Lego urged to stop angry faces

The makers of Lego need to get positive and stop drawing its famous brick figures with angry expressions, a robot specialist says.

Christoph Bartneck, director of the Human Interface Technology Laboratory at the University of Canterbury, painstakingly reviewed the facial expressions on 6000 Lego figures to see what today's children are being faced with.

While once overwhelmingly positive, today's tiny brick men and women are far more likely to carry an angry or fearful expression.

And the Danish-founded firm is using a "considerable array of weapon systems" as it moves towards what Dr Bartneck describes as "more conflict-based play themes".

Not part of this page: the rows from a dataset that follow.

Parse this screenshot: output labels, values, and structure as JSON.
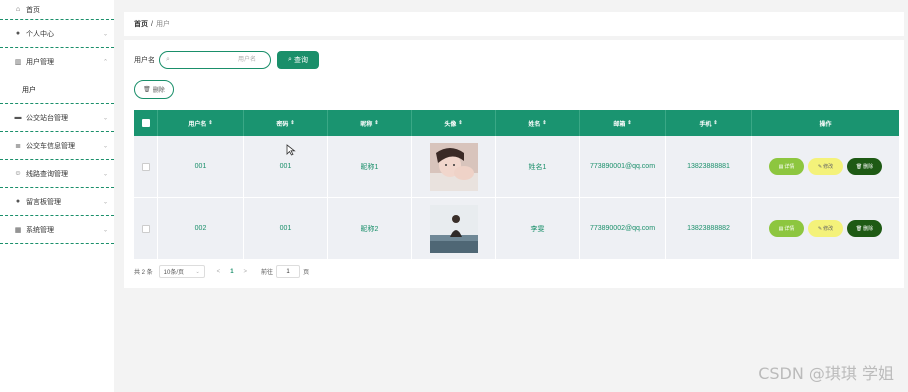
{
  "sidebar": {
    "items": [
      {
        "label": "首页",
        "icon": "home-icon",
        "glyph": "⌂"
      },
      {
        "label": "个人中心",
        "icon": "user-icon",
        "glyph": "●",
        "chevron": "⌄"
      },
      {
        "label": "用户管理",
        "icon": "chart-icon",
        "glyph": "▥",
        "chevron": "⌃"
      },
      {
        "label": "用户",
        "sub": true
      },
      {
        "label": "公交站台管理",
        "icon": "monitor-icon",
        "glyph": "▬",
        "chevron": "⌄"
      },
      {
        "label": "公交车信息管理",
        "icon": "list-icon",
        "glyph": "≣",
        "chevron": "⌄"
      },
      {
        "label": "线路查询管理",
        "icon": "smile-icon",
        "glyph": "☺",
        "chevron": "⌄"
      },
      {
        "label": "留言板管理",
        "icon": "pin-icon",
        "glyph": "●",
        "chevron": "⌄"
      },
      {
        "label": "系统管理",
        "icon": "building-icon",
        "glyph": "▦",
        "chevron": "⌄"
      }
    ]
  },
  "breadcrumb": {
    "home": "首页",
    "sep": "/",
    "current": "用户"
  },
  "search": {
    "label": "用户名",
    "placeholder": "用户名",
    "value": "",
    "button": "查询",
    "button_icon": "search-icon"
  },
  "toolbar": {
    "delete_label": "删除",
    "delete_icon": "trash-icon"
  },
  "table": {
    "columns": [
      "用户名",
      "密码",
      "昵称",
      "头像",
      "姓名",
      "邮箱",
      "手机",
      "操作"
    ],
    "sort_glyph": "⇕",
    "rows": [
      {
        "username": "001",
        "password": "001",
        "nickname": "昵称1",
        "name": "姓名1",
        "email": "773890001@qq.com",
        "phone": "13823888881"
      },
      {
        "username": "002",
        "password": "001",
        "nickname": "昵称2",
        "name": "李雯",
        "email": "773890002@qq.com",
        "phone": "13823888882"
      }
    ],
    "actions": {
      "detail": "详情",
      "edit": "修改",
      "delete": "删除"
    }
  },
  "pagination": {
    "total": "共 2 条",
    "page_size": "10条/页",
    "prev": "<",
    "current_page": "1",
    "next": ">",
    "goto_label": "前往",
    "goto_value": "1",
    "goto_unit": "页"
  },
  "watermark": "CSDN @琪琪 学姐",
  "colors": {
    "primary": "#1a8f6a",
    "header": "#1a9470",
    "detail": "#8dc63f",
    "edit": "#f4f27a",
    "delete": "#1e5a14"
  }
}
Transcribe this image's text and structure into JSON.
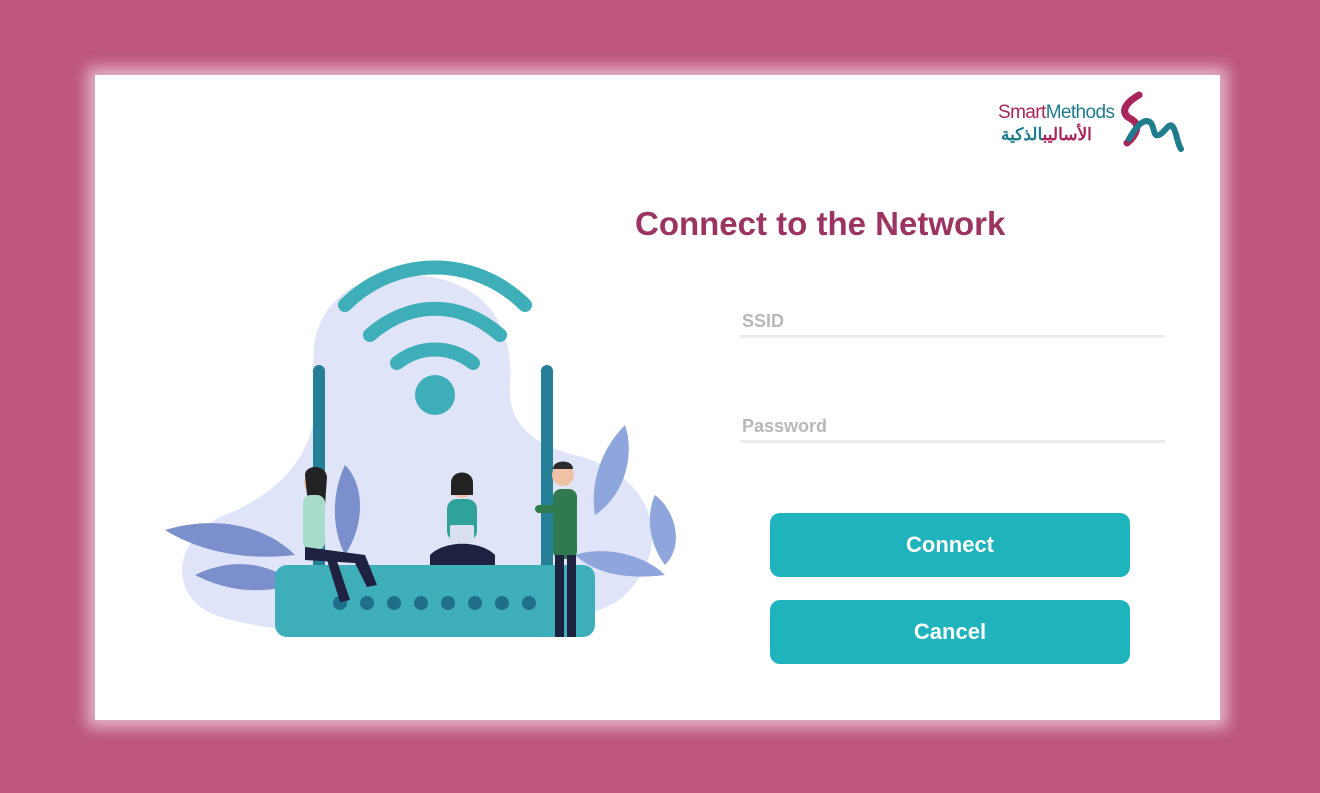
{
  "logo": {
    "word1": "Smart",
    "word2": "Methods",
    "arabic_part1": "الأساليب",
    "arabic_part2": "الذكية"
  },
  "page": {
    "title": "Connect to the Network"
  },
  "form": {
    "ssid_placeholder": "SSID",
    "ssid_value": "",
    "password_placeholder": "Password",
    "password_value": ""
  },
  "buttons": {
    "connect_label": "Connect",
    "cancel_label": "Cancel"
  },
  "colors": {
    "background": "#bd557d",
    "card": "#ffffff",
    "title": "#9c3462",
    "button": "#1fb3bd",
    "illustration_teal": "#3eafb8",
    "illustration_blob": "#dfe4f8",
    "illustration_leaf": "#7b8fcc"
  },
  "icons": {
    "logo_mark": "sm-logo-icon",
    "wifi": "wifi-signal-icon",
    "router": "router-icon"
  }
}
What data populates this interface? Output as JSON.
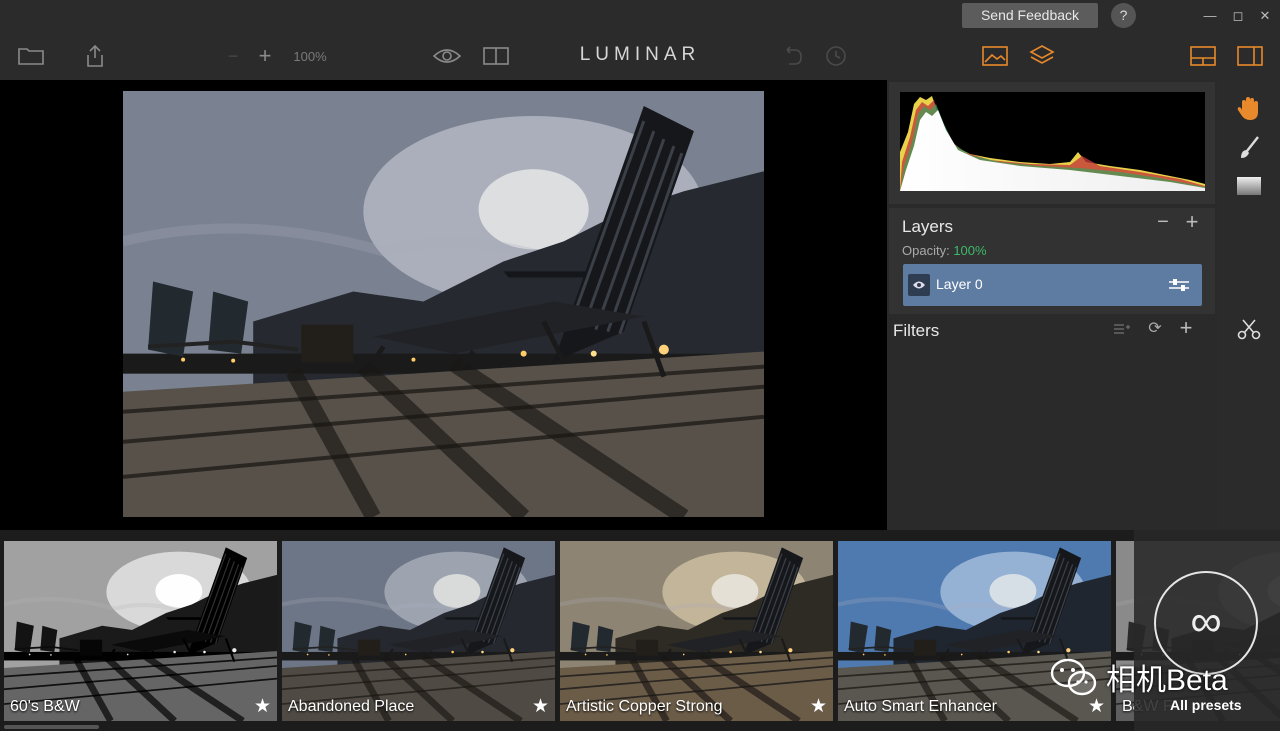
{
  "titlebar": {
    "feedback_label": "Send Feedback",
    "help_label": "?",
    "minimize": "—",
    "maximize": "◻",
    "close": "✕"
  },
  "toolbar": {
    "zoom_level": "100%",
    "brand": "LUMINAR",
    "accent_color": "#e8892b"
  },
  "layers": {
    "title": "Layers",
    "opacity_label": "Opacity:",
    "opacity_value": "100%",
    "items": [
      {
        "name": "Layer 0"
      }
    ]
  },
  "filters": {
    "title": "Filters"
  },
  "presets": [
    {
      "label": "60's B&W",
      "style": "bw"
    },
    {
      "label": "Abandoned Place",
      "style": "cool"
    },
    {
      "label": "Artistic Copper Strong",
      "style": "warm"
    },
    {
      "label": "Auto Smart Enhancer",
      "style": "blue"
    },
    {
      "label": "B&W F",
      "style": "bw"
    }
  ],
  "all_presets": {
    "icon": "∞",
    "label": "All presets"
  },
  "watermark": {
    "text": "相机Beta"
  }
}
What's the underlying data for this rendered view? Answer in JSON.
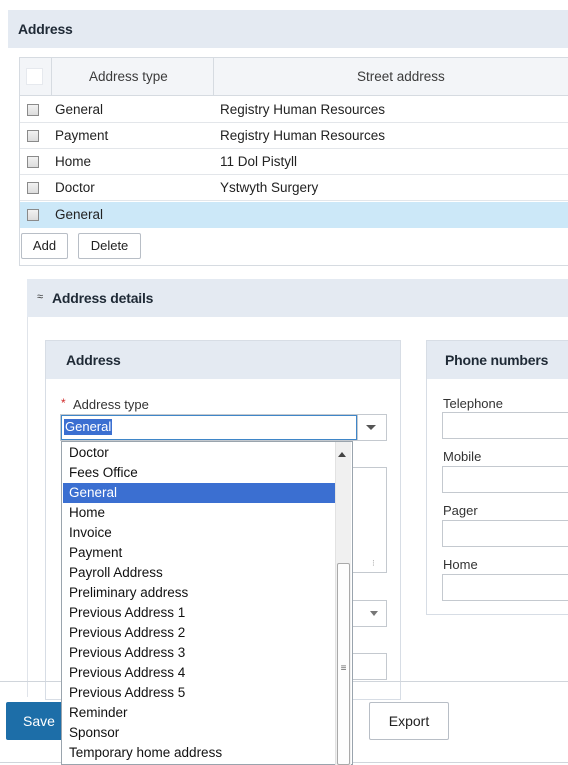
{
  "section": {
    "title": "Address"
  },
  "grid": {
    "columns": [
      "Address type",
      "Street address"
    ],
    "rows": [
      {
        "type": "General",
        "street": "Registry Human Resources"
      },
      {
        "type": "Payment",
        "street": "Registry Human Resources"
      },
      {
        "type": "Home",
        "street": "11 Dol Pistyll"
      },
      {
        "type": "Doctor",
        "street": "Ystwyth Surgery"
      },
      {
        "type": "General",
        "street": ""
      }
    ],
    "add_label": "Add",
    "delete_label": "Delete"
  },
  "details": {
    "title": "Address details",
    "chevron": "≈",
    "address_panel": {
      "title": "Address",
      "address_type_label": "Address type",
      "required_mark": "*",
      "address_type_value": "General"
    },
    "dropdown_options": [
      "Doctor",
      "Fees Office",
      "General",
      "Home",
      "Invoice",
      "Payment",
      "Payroll Address",
      "Preliminary address",
      "Previous Address 1",
      "Previous Address 2",
      "Previous Address 3",
      "Previous Address 4",
      "Previous Address 5",
      "Reminder",
      "Sponsor",
      "Temporary home address"
    ],
    "selected_option": "General",
    "phone_panel": {
      "title": "Phone numbers",
      "telephone_label": "Telephone",
      "mobile_label": "Mobile",
      "pager_label": "Pager",
      "home_label": "Home"
    }
  },
  "footer": {
    "save_label": "Save",
    "export_label": "Export"
  }
}
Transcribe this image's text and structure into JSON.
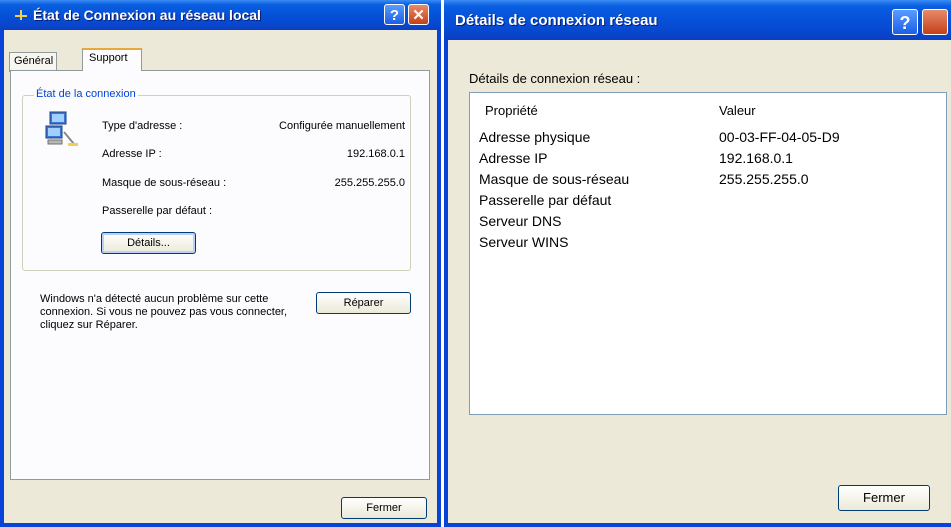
{
  "left_window": {
    "title": "État de Connexion au réseau local",
    "help_glyph": "?",
    "close_glyph": "✕",
    "tabs": [
      "Général",
      "Support"
    ],
    "group_title": "État de la connexion",
    "rows": [
      {
        "label": "Type d'adresse :",
        "value": "Configurée manuellement"
      },
      {
        "label": "Adresse IP :",
        "value": "192.168.0.1"
      },
      {
        "label": "Masque de sous-réseau :",
        "value": "255.255.255.0"
      },
      {
        "label": "Passerelle par défaut :",
        "value": ""
      }
    ],
    "details_button": "Détails...",
    "repair_text": "Windows n'a détecté aucun problème sur cette connexion. Si vous ne pouvez pas vous connecter, cliquez sur Réparer.",
    "repair_button": "Réparer",
    "close_button": "Fermer"
  },
  "right_window": {
    "title": "Détails de connexion réseau",
    "help_glyph": "?",
    "heading": "Détails de connexion réseau :",
    "columns": [
      "Propriété",
      "Valeur"
    ],
    "rows": [
      {
        "property": "Adresse physique",
        "value": "00-03-FF-04-05-D9"
      },
      {
        "property": "Adresse IP",
        "value": "192.168.0.1"
      },
      {
        "property": "Masque de sous-réseau",
        "value": "255.255.255.0"
      },
      {
        "property": "Passerelle par défaut",
        "value": ""
      },
      {
        "property": "Serveur DNS",
        "value": ""
      },
      {
        "property": "Serveur WINS",
        "value": ""
      }
    ],
    "close_button": "Fermer"
  },
  "icons": {
    "title_icon": "network-connection-icon",
    "connection_icon": "network-computers-icon"
  },
  "colors": {
    "titlebar_blue": "#0553da",
    "window_border": "#0842d6",
    "face": "#ece9d8",
    "group_title": "#0046d5"
  }
}
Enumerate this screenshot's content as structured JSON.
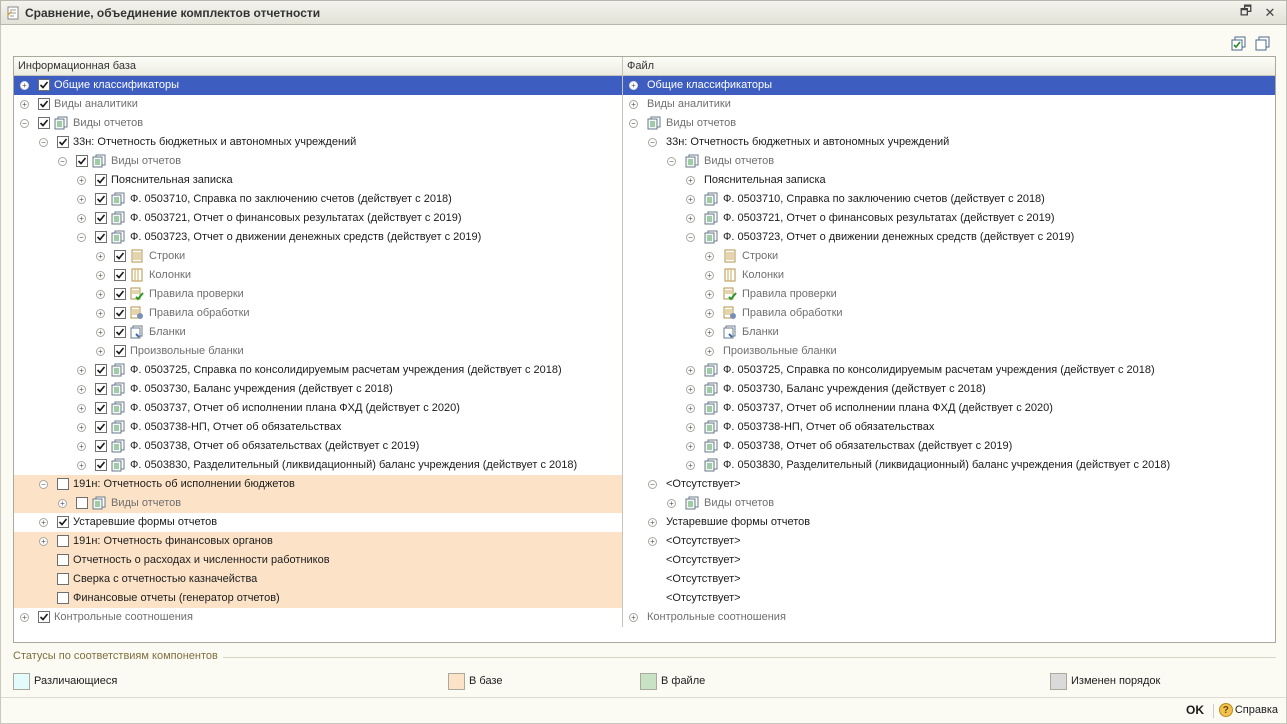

The robot specialist says the trend is a worrying one as even something as simple as a smile or a frown on a toy can likely influence a child's behaviour or development over time.

"Children's toys and how they are perceived can have a significant impact on children," Dr Bartneck said ahead of a Japanese conference where his research is to be presented.

"We cannot help but wonder how the move from only positive faces to an increasing number of negative faces impacts on how children play."

He said the company was increasingly dealing with darker themes of conflict, where good forces struggling with bad.

With more negativity, Lego may struggle to hold onto its highly positive reputation with kids growing up today, he said.

Dr Bartneck warned designers to take greater care with expression design, suggesting they could experiment with a more comic-style expression that "can convey a full spectrum of emotions and intensities".

The findings will be presented at the first International Conference on Human-Agent Interaction in Sapporo, Japan in August.